I think the perfect film is "Back to the Future." It's a perfect script. The A-story and the B-story connect at exactly the right point, and you're never given a piece of information that you don't need, and in the second part of the first act, they explain time travel for you in like two minutes. It's so succinct, and it's so fast, and you're never wondering what's going on in the moment, and you're just with it the entire way. That's something that was a big inspiration to me, even in writing this film, which, of course, has nothing to do with sci-fi or anything. I just kept thinking that you've got to keep going. I always said to the cast when we were filming, and I said to Will and Adam that we're doing everything right if the audience isn't sure if Isla's character is going to wake up. If we've suspended the disbelief to the point that they're freaking out that we might kill off a major movie star, then we've done our job.
Though it may seem like a knockoff of other films (specifically another female driven film, Bridesmaids) at first glance, these characters were first created to be on stage in the theater version of the story well before that film (which was also written by Leslye Headland). Characters designed to be on stage in my experience are rarely one-dimensional, and have many different layers beneath their exteriors. Having just seen Ruby Sparks (highly recommended for any aspiring writers out there -- it will definitely hit home), which was written by one of its stars, Zoe Kazan, it's interesting when a story and characters traditionally written by a male play a little with preconceived notions. In the case of Headland, female writers can be every bit as vulgar as their male counterparts, but they have the added advantage of actually being inside a woman's head.
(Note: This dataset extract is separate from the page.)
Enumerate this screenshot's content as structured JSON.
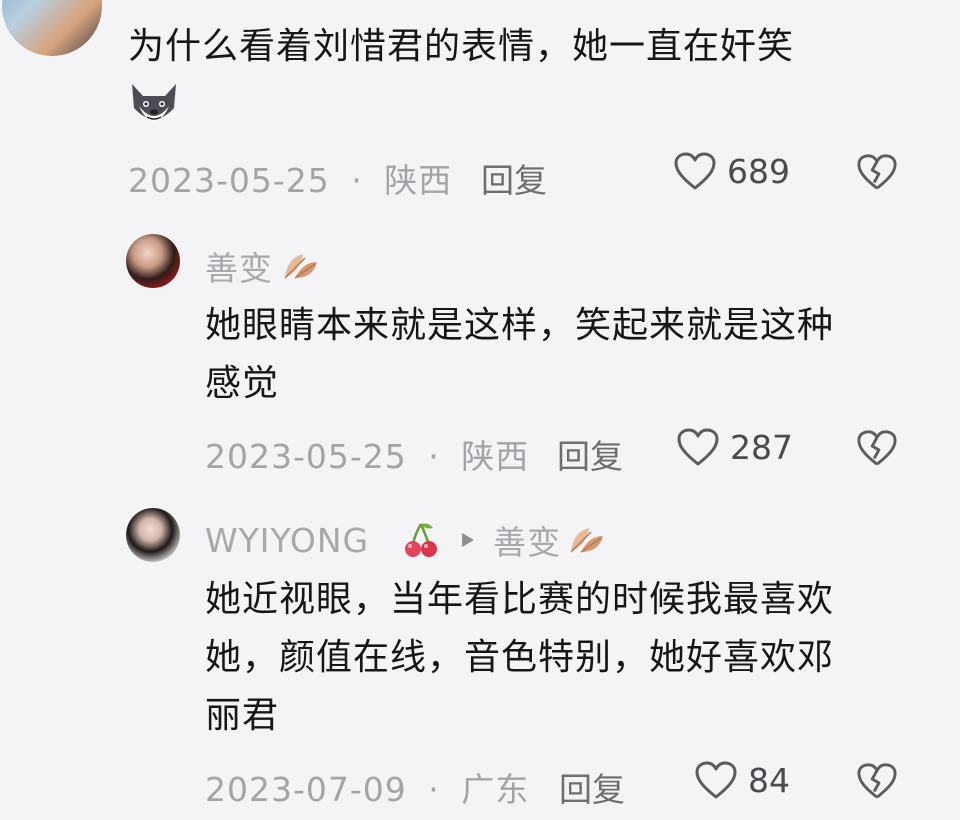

Who are your favorite female writers and directors? Are there any particularly interesting interviews you think we should share from said individuals? If so, please share below in the comments.